When you think of the crab apple tree, you might envision a tree that drops messy fruit on the sidewalk in early summer. But not all crab apple trees are created equal. If you choose the “Malus” variety, you won’t have any messy fruit to content with – only beautiful white flowers and orange fruits that don’t tend to drop.
Crab apple trees are very hardy and drought resistant and feature stunning green leaves that turn a vibrant red and orange in the fall, so they’ll provide continuous color in yards throughout the year. They do best in sun-filled areas and well-drained soil. Smaller in size than oaks and elms, they grow to about 15 to 25 feet in height.
Looking to add a little elegance to your yard or garden? If so, the Pagoda dogwood is your tree. Architectural and ornamental, this dogwood features stunning branches with fragrant flowers in the spring and blue fruits and purple color in the fall.
You can plant these trees in sun or partial shade, but they prefer a rich, moist acidic soil, so they’re idea for Cincinnati yards. The pagoda dogwood has a 15 to 25 foot height and spread.
Want to learn more about beautifying your yard? The team at Classic Living Homes is here to help.
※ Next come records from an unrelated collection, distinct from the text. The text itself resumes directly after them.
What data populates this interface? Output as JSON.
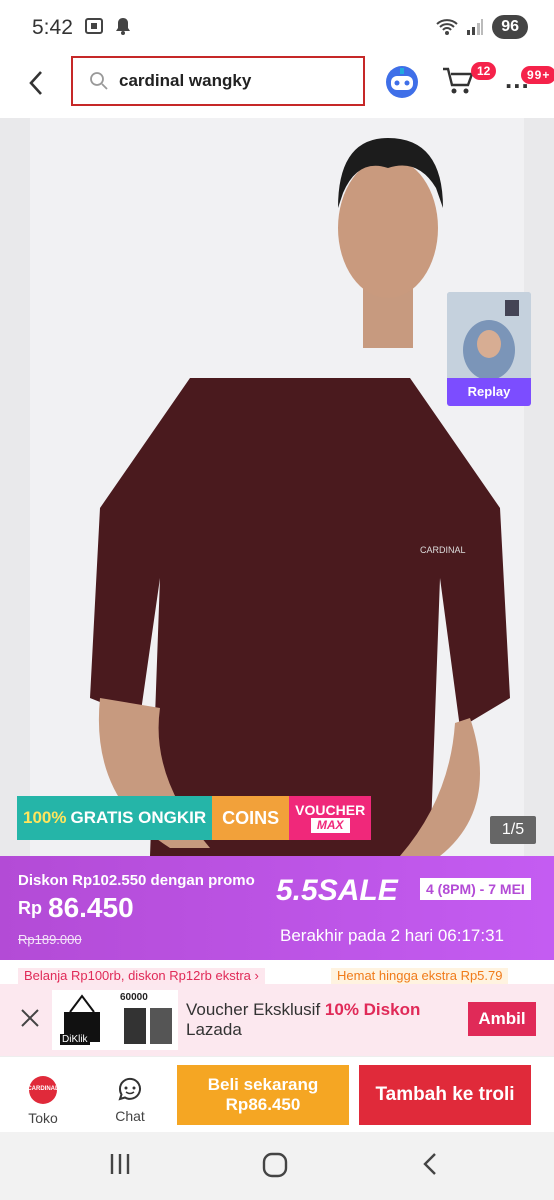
{
  "status": {
    "time": "5:42",
    "battery": "96"
  },
  "header": {
    "search_query": "cardinal wangky",
    "cart_count": "12",
    "more_count": "99+",
    "more_label": "..."
  },
  "image": {
    "replay_label": "Replay",
    "counter": "1/5"
  },
  "promo_strip": {
    "free_ship_pct": "100%",
    "free_ship": "GRATIS ONGKIR",
    "coins": "COINS",
    "voucher": "VOUCHER",
    "voucher_max": "MAX"
  },
  "sale": {
    "discount_text": "Diskon Rp102.550 dengan promo",
    "currency": "Rp",
    "price": "86.450",
    "old_price": "Rp189.000",
    "campaign": "5.5SALE",
    "dates": "4 (8PM) - 7 MEI",
    "ends": "Berakhir pada 2 hari 06:17:31"
  },
  "vouchers": {
    "v1": "Belanja Rp100rb, diskon Rp12rb ekstra ›",
    "v2": "Hemat hingga ekstra Rp5.79"
  },
  "voucher_bar": {
    "text_prefix": "Voucher Eksklusif ",
    "text_highlight": "10% Diskon",
    "text_suffix": "Lazada",
    "cta": "Ambil",
    "thumb_brand": "DiKlik",
    "thumb_number": "60000"
  },
  "bottom": {
    "toko": "Toko",
    "chat": "Chat",
    "buy_label": "Beli sekarang",
    "buy_price": "Rp86.450",
    "cart_label": "Tambah ke troli",
    "toko_logo": "CARDINAL"
  },
  "colors": {
    "accent": "#e02a3a",
    "sale_bg": "#c45cf2",
    "buy_bg": "#f5a623"
  }
}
We can share what we’ve learned over the years helping Cincinnati homeowners choose gorgeous trees and shrubs for their yards or connect you with an experienced landscape designer to get you started.